The third verse came along by the Orlofsky home in Woodmere New York, after a Shabbos of in depth discussion with Moshe Orlofsky about HaShem and the role He plays in our life. It was a fun and challenging conversation which continued on to Saturday night with his brothers Daniel, Eitan and Ami. I remember grabbing my guitar to sing Oh HaShem with them. We then began to speak about Hisbodedus and the question came up “Why do we go to the woods to pray to HaShem” I answered that there in the woods all the trees and grass are singing praise to HaShem and it’s an environment extremely conducive to prayer. Moshe Orlofsky then mentioned it’s like the birds, we know when they tweet they are actually singing songs of praise to HaShem. And right there, in the Orlofsky home, the final part of “Oh HaShem” was composed.
Over the past almost 4 years this song has become my personal prayer every time I start a conversation with HaShem as well as my signature song which I perform at many events.
It started in Calabasas Yeshiva just weeks after it was composed (See Video Below) and then it became the song we sang at all the uplifting events with the Waterbury boys starting at the epic Kumzitz in Stowe Vermont in February 2018 and continuing on in Durham that Lag Baomer and multiple times thereafter.
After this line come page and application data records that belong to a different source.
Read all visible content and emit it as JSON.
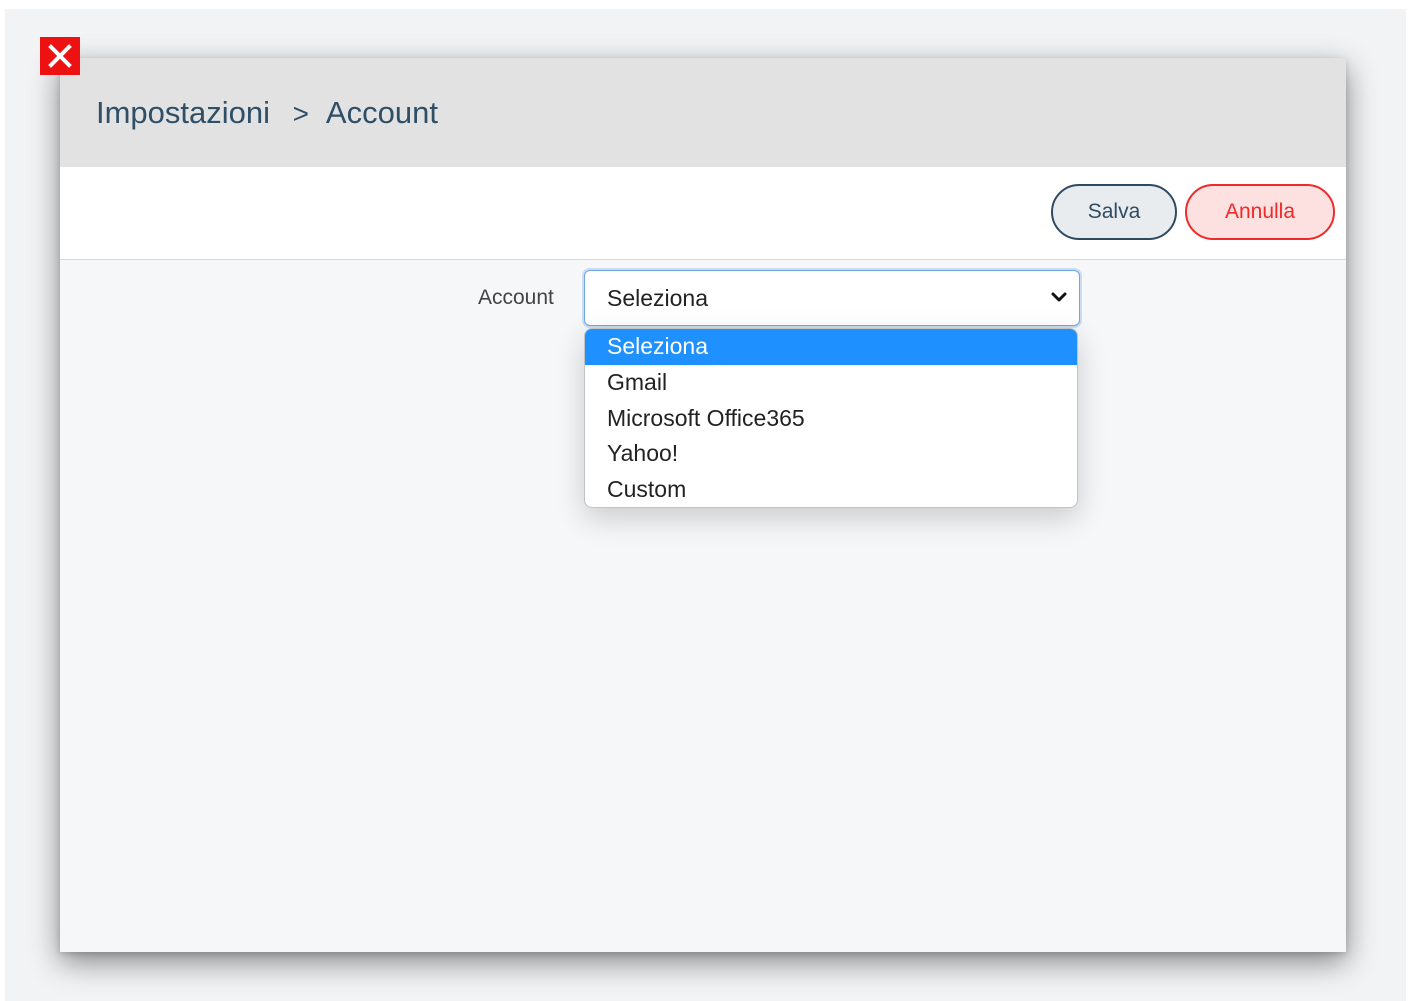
{
  "dialog": {
    "close_icon": "close-icon",
    "breadcrumb": {
      "parent": "Impostazioni",
      "separator": ">",
      "current": "Account"
    }
  },
  "toolbar": {
    "save_label": "Salva",
    "cancel_label": "Annulla"
  },
  "form": {
    "account_label": "Account",
    "account_select": {
      "value": "Seleziona",
      "options": [
        {
          "label": "Seleziona",
          "selected": true
        },
        {
          "label": "Gmail",
          "selected": false
        },
        {
          "label": "Microsoft Office365",
          "selected": false
        },
        {
          "label": "Yahoo!",
          "selected": false
        },
        {
          "label": "Custom",
          "selected": false
        }
      ]
    }
  },
  "colors": {
    "close_red": "#ee1111",
    "save_border": "#2e4b63",
    "cancel_red": "#ef2a2a",
    "option_highlight": "#1e90ff"
  }
}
At Valley Torah High School annual Shabbatons 2016 thru 2019 we sang it every year as well.
Calabasas Yeshiva Kumzitz 2016
Right at the inception of “Oh HaShem” I introduced it to the men at The Westside Shul one Shabbos at the weekly Kiddush Fabrengens and it quickly became a regular song which the kids would often sing with me as well. Years later on Lag Baomer 2019 we had a beautiful performance by the children of The Westside Shul singing the song.
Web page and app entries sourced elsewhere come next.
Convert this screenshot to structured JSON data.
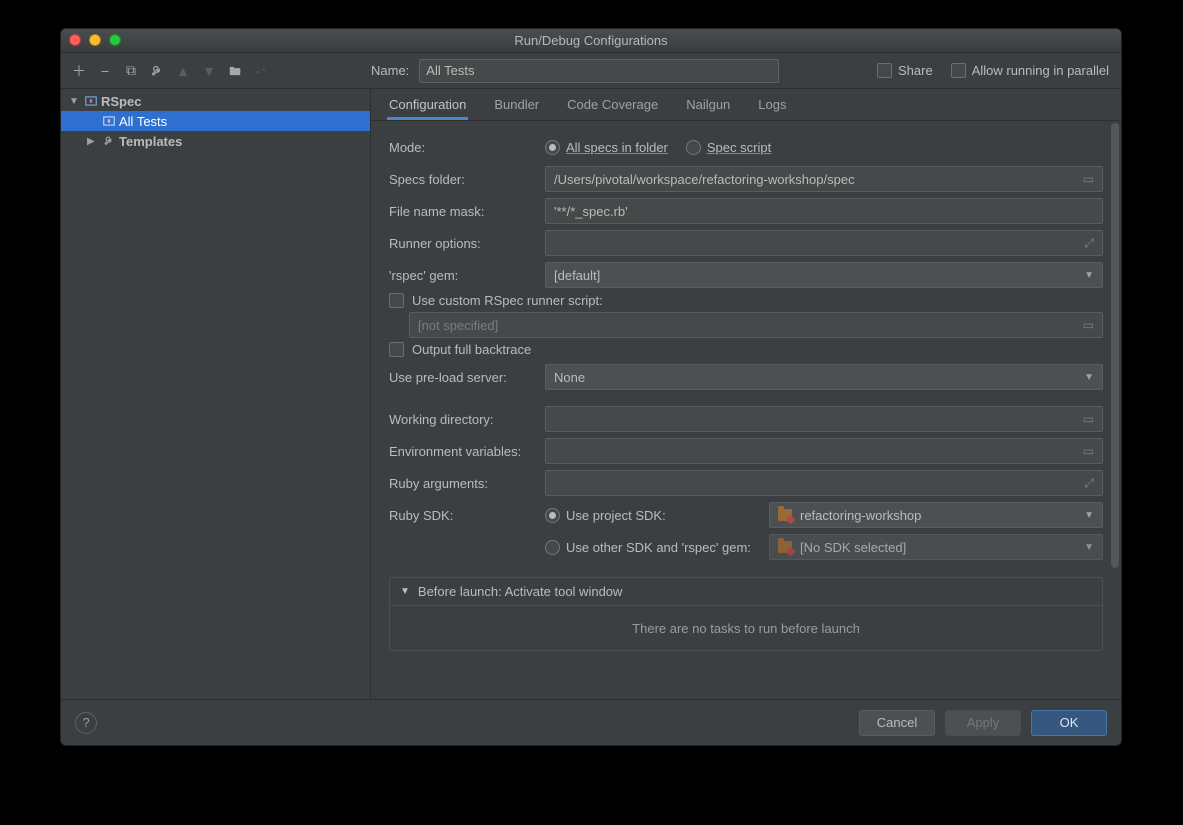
{
  "window": {
    "title": "Run/Debug Configurations"
  },
  "toprow": {
    "name_label": "Name:",
    "name_value": "All Tests",
    "share_label": "Share",
    "parallel_label": "Allow running in parallel"
  },
  "sidebar": {
    "rspec_label": "RSpec",
    "all_tests_label": "All Tests",
    "templates_label": "Templates"
  },
  "tabs": {
    "configuration": "Configuration",
    "bundler": "Bundler",
    "coverage": "Code Coverage",
    "nailgun": "Nailgun",
    "logs": "Logs"
  },
  "form": {
    "mode_label": "Mode:",
    "all_specs_label": "All specs in folder",
    "spec_script_label": "Spec script",
    "specs_folder_label": "Specs folder:",
    "specs_folder_value": "/Users/pivotal/workspace/refactoring-workshop/spec",
    "file_mask_label": "File name mask:",
    "file_mask_value": "'**/*_spec.rb'",
    "runner_opts_label": "Runner options:",
    "runner_opts_value": "",
    "rspec_gem_label": "'rspec' gem:",
    "rspec_gem_value": "[default]",
    "custom_runner_label": "Use custom RSpec runner script:",
    "custom_runner_placeholder": "[not specified]",
    "full_backtrace_label": "Output full backtrace",
    "preload_label": "Use pre-load server:",
    "preload_value": "None",
    "workdir_label": "Working directory:",
    "workdir_value": "",
    "env_label": "Environment variables:",
    "env_value": "",
    "ruby_args_label": "Ruby arguments:",
    "ruby_args_value": "",
    "ruby_sdk_label": "Ruby SDK:",
    "use_project_sdk_label": "Use project SDK:",
    "project_sdk_value": "refactoring-workshop",
    "use_other_sdk_label": "Use other SDK and 'rspec' gem:",
    "other_sdk_value": "[No SDK selected]"
  },
  "before_launch": {
    "header": "Before launch: Activate tool window",
    "empty": "There are no tasks to run before launch"
  },
  "footer": {
    "cancel": "Cancel",
    "apply": "Apply",
    "ok": "OK"
  }
}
The Westside Shul Lag Baomer 2019
November 2018, I was asked to perform at the annual Aish International Conference in Newport Beach and on Saturday night we performed Oh HaShem. It was professionally recorded and later mixed by Ami Kozak. Click here to enjoy that audio recording.
June 2020, I decided that I would release my next single with Mendy Portnoy as the producer. I sent Mendy 5 of my songs to see which he recommends is the best of them. I’ll never forget, June 18th, I had taken my first flight since Quarantine began back in March. I had just arrived in Telluride Colorado and as the taxi approached the town of Telluride amidst the beautiful mountain top scenery famous for the Coors Lite Beer bottle imagery I got a call from Mendy saying that he really liked Oh HaShem and thought it was the best of the 5. By June 30th I had the first sample (listen here) The rest is history.